All this stuff about rape culture on campus is absolute madness. Most of the cases that are being called rape are simply miscommunications — each one misreading the other one’s desires. Women cannot just put themselves passively into situations where they could be overpowered by a stronger person, whether it’s a man or a woman. You don’t do that! And if you do that – if you’ve made a mistake — you don’t just sit on it and six months later, or a year later, decide ‘Oh, it was rape’ and run to a clinic. This is not the way feminism should conduct itself.
Come on. That hardly seems fair — you don’t think a woman can ever can realize it was assault after the fact, or change her mind in the moment?
No, she cannot. The body has its own desires. And a girl can think one thing, and what she wants in her body can be responding in a different way. Her body is giving signals and her brain is doing something else. That’s why she shouldn’t be putting herself into situations that are compromising.
And men can keep going about their lives and not change any of their behaviour?
No, men have a responsibility to behave honourably.
That doesn’t always happen.
The knights in the medieval period after the Dark Ages [produced] rough and crude warriors, and so the code of chivalry began. But a man cannot just behave like a Viking. We’re past that. But the point is, if there’s so much suspicion between the sexes and so much ignorance between the sexes, you’re going to get this [problem between men and women]. What I don’t like is the feminist reduction of every discussion of dating to rape.
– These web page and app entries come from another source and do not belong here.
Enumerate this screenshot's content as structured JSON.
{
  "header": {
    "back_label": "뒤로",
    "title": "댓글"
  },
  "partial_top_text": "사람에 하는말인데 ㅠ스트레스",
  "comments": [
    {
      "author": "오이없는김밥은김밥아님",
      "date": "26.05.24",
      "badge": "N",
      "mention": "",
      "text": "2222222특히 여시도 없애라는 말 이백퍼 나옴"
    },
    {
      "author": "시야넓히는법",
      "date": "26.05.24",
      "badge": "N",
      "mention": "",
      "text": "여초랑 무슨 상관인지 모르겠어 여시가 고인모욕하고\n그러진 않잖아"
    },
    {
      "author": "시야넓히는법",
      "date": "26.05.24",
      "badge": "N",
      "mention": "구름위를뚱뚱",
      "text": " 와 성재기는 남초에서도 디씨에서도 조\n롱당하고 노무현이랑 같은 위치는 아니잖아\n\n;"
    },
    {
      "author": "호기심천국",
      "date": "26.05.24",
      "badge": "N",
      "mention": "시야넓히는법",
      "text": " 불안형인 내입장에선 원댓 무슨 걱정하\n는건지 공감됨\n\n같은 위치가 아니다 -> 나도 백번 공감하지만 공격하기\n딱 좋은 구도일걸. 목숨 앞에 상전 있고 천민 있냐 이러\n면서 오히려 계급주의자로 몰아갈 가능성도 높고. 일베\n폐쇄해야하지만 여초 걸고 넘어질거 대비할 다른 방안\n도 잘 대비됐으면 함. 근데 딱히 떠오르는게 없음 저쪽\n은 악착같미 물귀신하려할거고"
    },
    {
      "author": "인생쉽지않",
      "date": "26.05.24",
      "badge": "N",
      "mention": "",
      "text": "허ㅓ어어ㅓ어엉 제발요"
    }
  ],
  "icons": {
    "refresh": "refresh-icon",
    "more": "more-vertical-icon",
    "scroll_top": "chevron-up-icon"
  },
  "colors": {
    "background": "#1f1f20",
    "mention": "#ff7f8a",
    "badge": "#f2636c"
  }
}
You’ve written a lot about Madonna. What’s your beef with her?
I don’t have a beef with Madonna! I said in the early 1990s that Madonna is the future of feminism. And it happened. The 1990s were the age of pro-sex feminism, Madonna feminism. But then we somehow seem to have receded from it, I’m not sure why. She’s a major historical figure and when she passes, the retrospectives will loom larger and larger in history because right now we just see the present Madonna and it’s, like, cringe-making.
This Madonna dropped the ball and is no longer thinking for herself as a major artist. [She] just wants to remain in the news at any cost and is competing with the young. It’s like a post-menopausal identity crisis.
You don’t like that she’s speaking out about sexism and wearing revealing clothing to the Met Gala?
Yeah, she’s wearing this outfit with her butt hanging out! She got to this feminist thing pretty late, during the Hillary campaign. She’s never talked feminism before, and then she gave this bleary speech when she was getting some award and was criticizing me, saying that I had accused her of objectification… She got me mixed up with Gloria Steinem.
This interview has been edited and condensed for length and clarity.